-- Work task --
Out of the lines below, please list those that hold the string "placeholder".
>>>>
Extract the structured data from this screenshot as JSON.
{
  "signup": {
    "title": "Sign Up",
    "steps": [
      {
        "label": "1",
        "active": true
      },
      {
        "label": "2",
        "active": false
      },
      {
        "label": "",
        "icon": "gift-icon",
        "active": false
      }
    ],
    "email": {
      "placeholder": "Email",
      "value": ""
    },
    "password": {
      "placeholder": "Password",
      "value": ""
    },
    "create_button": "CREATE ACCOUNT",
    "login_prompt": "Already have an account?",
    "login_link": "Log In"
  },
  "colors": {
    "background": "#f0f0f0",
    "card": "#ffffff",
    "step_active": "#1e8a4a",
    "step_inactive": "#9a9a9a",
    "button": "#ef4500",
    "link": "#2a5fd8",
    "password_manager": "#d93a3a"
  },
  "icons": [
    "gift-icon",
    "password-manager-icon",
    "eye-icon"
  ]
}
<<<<
-- Result of this task --
      "placeholder": "Email",
      "placeholder": "Password",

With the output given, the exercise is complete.